INFORMATION PROVIDED: Begin
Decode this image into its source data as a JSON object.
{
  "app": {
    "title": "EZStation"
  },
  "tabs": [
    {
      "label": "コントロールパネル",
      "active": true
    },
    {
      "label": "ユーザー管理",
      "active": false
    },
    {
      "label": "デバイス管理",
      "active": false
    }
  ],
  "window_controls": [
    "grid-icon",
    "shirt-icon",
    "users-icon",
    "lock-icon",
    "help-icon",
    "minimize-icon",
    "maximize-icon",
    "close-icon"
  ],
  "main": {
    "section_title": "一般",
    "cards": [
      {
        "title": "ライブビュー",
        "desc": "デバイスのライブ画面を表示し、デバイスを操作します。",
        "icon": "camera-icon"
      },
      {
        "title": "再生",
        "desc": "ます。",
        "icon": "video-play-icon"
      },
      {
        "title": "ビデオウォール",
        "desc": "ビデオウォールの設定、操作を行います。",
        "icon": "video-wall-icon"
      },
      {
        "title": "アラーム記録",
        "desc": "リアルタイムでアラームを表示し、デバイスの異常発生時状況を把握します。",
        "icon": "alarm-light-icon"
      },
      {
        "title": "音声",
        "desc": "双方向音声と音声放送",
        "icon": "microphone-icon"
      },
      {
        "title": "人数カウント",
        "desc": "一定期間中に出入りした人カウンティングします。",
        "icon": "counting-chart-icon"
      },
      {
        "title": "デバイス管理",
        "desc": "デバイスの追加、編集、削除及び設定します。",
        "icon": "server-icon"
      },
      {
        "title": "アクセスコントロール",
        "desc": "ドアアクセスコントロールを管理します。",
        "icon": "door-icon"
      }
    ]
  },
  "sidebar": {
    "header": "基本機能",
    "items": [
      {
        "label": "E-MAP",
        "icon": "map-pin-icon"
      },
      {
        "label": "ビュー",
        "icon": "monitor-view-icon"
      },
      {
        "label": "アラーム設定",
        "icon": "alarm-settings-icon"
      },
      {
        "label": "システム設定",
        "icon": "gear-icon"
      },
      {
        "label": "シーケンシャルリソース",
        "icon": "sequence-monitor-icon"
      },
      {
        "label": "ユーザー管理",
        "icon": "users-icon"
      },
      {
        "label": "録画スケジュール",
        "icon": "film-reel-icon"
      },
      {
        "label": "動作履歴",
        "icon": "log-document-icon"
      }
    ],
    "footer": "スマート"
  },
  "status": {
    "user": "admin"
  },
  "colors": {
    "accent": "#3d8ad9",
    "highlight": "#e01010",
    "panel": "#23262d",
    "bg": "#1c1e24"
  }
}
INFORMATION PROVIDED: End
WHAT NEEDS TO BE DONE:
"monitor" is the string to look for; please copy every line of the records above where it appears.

PROBLEM SOLUTION:
        "icon": "monitor-view-icon"
        "icon": "sequence-monitor-icon"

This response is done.